Monday, 15 April 2019


Not talking about this T, but suggesting that just maybe we should take a look at some other Ts. The Ts that are contained in Verse 70. Have you ever noticed them? Do they strike you as being a little unusual perhaps?

Here are a few notes made recently and I thought I would share them with you:


Line 1 has two T's, RepenTence and ofT, the T in repentence is not crossed but it is in ofT

Line 2 has one T in buT, not crossed

Line 3. has two Ts, Then and Then, the first T is crossed and the second one is a 'floating' cross well away from the T.

Line 4. has 3 Ts, Thread 'floating' cross, Penitence, not crossed, Tore, a 'floating' and extended cross.

Signature, one T in JesTyn, 'floating' shortened cross.

The inconsistency in the way the T has been written is unusual I think. We have 3 Ts not crossed, we have 2 that are crossed and we have 3 floating crossed Ts , 4 if you count Jestyn

Looking a little further and differently at the Ts:

Repentence oft, but, then (and) then, thread penitence tore.

First letter sequence:ROBTTTPTJ including JESTYN

Last letter sequence: ETTNNDEEN if you count JESTYN

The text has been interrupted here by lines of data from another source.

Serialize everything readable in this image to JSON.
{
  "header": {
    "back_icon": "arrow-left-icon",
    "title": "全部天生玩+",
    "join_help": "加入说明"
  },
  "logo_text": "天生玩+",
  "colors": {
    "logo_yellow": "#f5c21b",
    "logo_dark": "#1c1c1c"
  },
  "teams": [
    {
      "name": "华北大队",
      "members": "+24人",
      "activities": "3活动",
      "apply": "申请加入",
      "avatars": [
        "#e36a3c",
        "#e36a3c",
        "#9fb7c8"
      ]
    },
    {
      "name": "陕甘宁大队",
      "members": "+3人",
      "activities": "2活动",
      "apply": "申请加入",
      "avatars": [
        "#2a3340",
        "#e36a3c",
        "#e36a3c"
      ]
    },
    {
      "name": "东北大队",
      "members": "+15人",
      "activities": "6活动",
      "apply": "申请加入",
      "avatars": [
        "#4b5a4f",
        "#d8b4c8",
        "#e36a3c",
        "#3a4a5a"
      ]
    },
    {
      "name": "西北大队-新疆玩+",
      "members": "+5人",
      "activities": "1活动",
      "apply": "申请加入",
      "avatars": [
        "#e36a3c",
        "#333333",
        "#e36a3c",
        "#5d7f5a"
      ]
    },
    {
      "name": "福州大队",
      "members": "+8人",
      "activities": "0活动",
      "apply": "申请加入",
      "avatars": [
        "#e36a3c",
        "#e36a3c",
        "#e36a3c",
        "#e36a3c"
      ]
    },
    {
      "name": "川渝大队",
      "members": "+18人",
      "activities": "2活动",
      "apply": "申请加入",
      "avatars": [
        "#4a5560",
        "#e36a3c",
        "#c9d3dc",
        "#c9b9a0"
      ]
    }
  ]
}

Following words: Oft before, was, and came, bare a tore

Clive had a great thought that maybe the T was used as a message prompt as in the book being exchanged with no crossed Ts and then crossed to be returned and as a way of acknowledging the receipt of the book, perhaps indicating that a message was on its way?

Whilst it's fair to say that people sometimes write and form their words inconsistently, it's a matter of degree. Is it common or less common to show such variations within a relatively short paragraph?

There's something not sitting right here, can't quite put my finger on it but please feel free to share your thoughts...


  1. Hi Gordon, Apart from the letter 'T's, the other 'strange' letter is the way the 'S' is written. Usually, when someone writes a letter etc the individual letters are always written in the same way. Perhaps both the T & S are trying to tell us something? Clive

  2. T & S=Taman Shud? Clive